Up at 7:30, breakfast at 8:30, morning pills by 9:20 and in the car by 9:30 to make it to treatment in Miami Beach by 10:15. “Okay, Mom,” I say, ”please get started on your protein smoothie. Okay, Mom, please check your chart. Okay, Mom, please let this dissolve on your tongue and then rinse your mouth.” She always puts on lipstick and wears something pretty to radiation; the techs and nurses treat her like a queen and regard me, by now, with something between professional respect and healthy fear. “I would appreciate it,” I murmur, my notebook open, my eyebrows ever so slightly raised, “if you would relay my message to the medical oncologist, as soon as possible. Thank you so much.”
Sometimes a blood draw, sometimes an extra doctor’s consultation. I hope there’s not too much tennis tournament traffic on the way home and ask if she’s got enough energy to eat lunch before she goes for a nap. I vacillate between furious housecleaning and slack-jawed internet procrastination, wondering what we should have for dinner, wondering if I can get the books to be donated to the library packed up today, wondering if I can get her some scarves to cover her hair. If the phone rings, I answer it. “She’s doing as well as can be expected,” I say. “Yes, I’ll tell her. Thanks so much for calling.” I put another load of laundry in the dryer and feed the cats. I write the check for the housekeeper. I send my sister a three-page document of questions to ask about long-term care.
One of Mom’s friends is coming over to hang out for a while so that I can do errands off the island. Target is over with sooner than I thought and plug in my ipod to take the long way home, driving slowly through some of the nicer Miami neighbourhoods, under a canopy of Spanish-mossed banyan and ficus trees, bouganvillea spilling over the plastered walls. Nothing like Wellington or any of the other cold rainy places I’ve lived, nothing like anywhere else. I pass my gifted elementary school, so expanded now I hardly recognize it. I pass my high school. The ipod plays, I brake for a red light, and feel nothing but tired.
Fuck you, you’re tired, says a sneering, brutal voice in my head. At least you don’t have cancer.
Well, you don’t right now, says another voice: calmer, more practical. More frighteningly matter-of-fact. This voice has a master’s in social work and has worked with people with disability and chronic illness. No MRI has been done on me, no tests have been administered—why would they have been? I think of my mother thirty years ago: single parent, two kids, starting a new career, getting her master’s, going on pointe for the first time. Not thinking about tumors, surely. I imagine myself in thirty years: I will have no partner, no children. No one to do this work for me. No weekly housecleaner or fresh flowers, when it’s my turn.

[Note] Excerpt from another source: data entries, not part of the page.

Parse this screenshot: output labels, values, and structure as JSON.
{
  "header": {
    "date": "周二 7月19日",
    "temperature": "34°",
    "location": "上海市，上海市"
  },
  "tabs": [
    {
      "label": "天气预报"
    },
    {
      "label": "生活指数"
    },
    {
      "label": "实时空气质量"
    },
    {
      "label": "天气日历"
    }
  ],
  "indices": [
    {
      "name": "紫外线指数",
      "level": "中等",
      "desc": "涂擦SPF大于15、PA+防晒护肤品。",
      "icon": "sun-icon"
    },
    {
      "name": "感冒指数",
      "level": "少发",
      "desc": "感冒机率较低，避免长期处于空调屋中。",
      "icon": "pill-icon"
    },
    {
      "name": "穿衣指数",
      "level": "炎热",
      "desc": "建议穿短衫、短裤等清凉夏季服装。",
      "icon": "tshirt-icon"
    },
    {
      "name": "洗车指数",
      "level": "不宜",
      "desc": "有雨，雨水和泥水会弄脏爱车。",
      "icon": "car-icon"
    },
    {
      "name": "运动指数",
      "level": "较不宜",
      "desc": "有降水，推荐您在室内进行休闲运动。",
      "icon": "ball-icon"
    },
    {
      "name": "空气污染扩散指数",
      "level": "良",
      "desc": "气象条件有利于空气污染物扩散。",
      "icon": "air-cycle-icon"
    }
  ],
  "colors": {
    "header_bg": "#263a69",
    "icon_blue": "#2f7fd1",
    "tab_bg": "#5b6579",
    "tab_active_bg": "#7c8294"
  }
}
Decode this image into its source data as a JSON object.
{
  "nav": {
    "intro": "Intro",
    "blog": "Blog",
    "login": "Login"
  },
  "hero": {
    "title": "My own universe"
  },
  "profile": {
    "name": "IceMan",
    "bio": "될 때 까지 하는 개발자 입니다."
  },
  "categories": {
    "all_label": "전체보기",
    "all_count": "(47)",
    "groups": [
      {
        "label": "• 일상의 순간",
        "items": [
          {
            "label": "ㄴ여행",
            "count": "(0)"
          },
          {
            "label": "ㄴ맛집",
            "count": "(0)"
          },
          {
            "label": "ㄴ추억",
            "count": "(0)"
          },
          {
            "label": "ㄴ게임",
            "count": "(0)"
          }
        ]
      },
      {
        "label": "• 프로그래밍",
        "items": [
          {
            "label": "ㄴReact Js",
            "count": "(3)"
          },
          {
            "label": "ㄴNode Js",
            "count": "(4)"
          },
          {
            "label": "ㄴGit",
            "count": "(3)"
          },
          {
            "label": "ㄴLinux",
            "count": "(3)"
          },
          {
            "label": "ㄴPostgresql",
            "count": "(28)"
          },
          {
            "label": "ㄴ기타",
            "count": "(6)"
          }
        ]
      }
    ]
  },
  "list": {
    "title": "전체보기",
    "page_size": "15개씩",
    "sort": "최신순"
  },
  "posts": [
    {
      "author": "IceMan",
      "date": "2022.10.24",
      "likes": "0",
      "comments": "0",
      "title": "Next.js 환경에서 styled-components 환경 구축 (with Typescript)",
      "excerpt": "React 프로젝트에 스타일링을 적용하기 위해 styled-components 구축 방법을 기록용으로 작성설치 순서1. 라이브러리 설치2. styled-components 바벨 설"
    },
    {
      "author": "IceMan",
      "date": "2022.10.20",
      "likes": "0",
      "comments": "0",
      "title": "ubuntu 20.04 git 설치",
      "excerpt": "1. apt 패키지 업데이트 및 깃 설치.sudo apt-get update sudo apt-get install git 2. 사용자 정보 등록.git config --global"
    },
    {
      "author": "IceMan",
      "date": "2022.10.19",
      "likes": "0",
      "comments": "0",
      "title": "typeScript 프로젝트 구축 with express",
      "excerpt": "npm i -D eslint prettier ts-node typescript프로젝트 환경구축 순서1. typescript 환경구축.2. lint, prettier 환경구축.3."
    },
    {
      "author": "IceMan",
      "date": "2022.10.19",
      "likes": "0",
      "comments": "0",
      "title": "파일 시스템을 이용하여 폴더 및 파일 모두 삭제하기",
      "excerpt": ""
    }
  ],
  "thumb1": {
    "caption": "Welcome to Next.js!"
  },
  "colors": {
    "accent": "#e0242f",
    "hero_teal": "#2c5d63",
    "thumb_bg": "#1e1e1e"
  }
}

Flowers, right. I stop at a tiny expensive fresh market, right near where I was a day camp counselor when I was sixteen, and get two bunches of pink and white tulips. Shut up, I tell myself, navigating the aisles—I don’t know which voice this is, but it’s not in a good mood–shut up shut up shut up. Get your tulips and your goddamn organic soup and get home and get over yourself and get it done. Keep her happy, keep her safe, keep her appointments. Just get it done. I unfold the only reuseable grocery bag in South Florida from my purse and drive home along the bay, over the bridge, onto the island.
She and her friend are sitting on the couch chatting and laughing when I get back. I put the groceries away and sit down with them for a while, offer something to drink. Dinner is at 6:00. She tells me about their chat and ask if I had a nice time doing my errands. We talk about the neighbourhoods I drove through and about how much my schools have changed. Evening pills by 7:15. “Okay, Mom, please check this one off the chart. Okay, Mom, one more and we’re done.” She sweeps the kitchen floor while I fold the laundry, goes up to her room and waits for me to get her sorted out with her nightly DVD and ice cream. The other day I crumbled sea salt chocolate over vanilla and have not yet been able to out do myself in terms of flavor combinations; tonight I bring her plain strawberry. She accepts it from me with a smile.
“What are we doing tomorrow, honey?” she asks.
“Same thing, Mom. Radiation in the morning and then we’ll come back here and do some of our work. We need to give those books away to the library.”
“Another big day,” she says, settling in against her pillows. I got her some new sheets a couple of weeks ago and we remark on their beauty and softness a minimum of twice a day.
“Yeah, another big day.”
“Well,” she says, taking a spoonful of ice cream. “Thank you for a nice one today.” She hugs and kisses me good night. I go downstairs to turn off the lights and let the cats in, back upstairs to get ready for bed. Get it done, I think, listening over the sound of her TV to make sure she’s not calling me, that there isn’t anything she needs. Just get it done.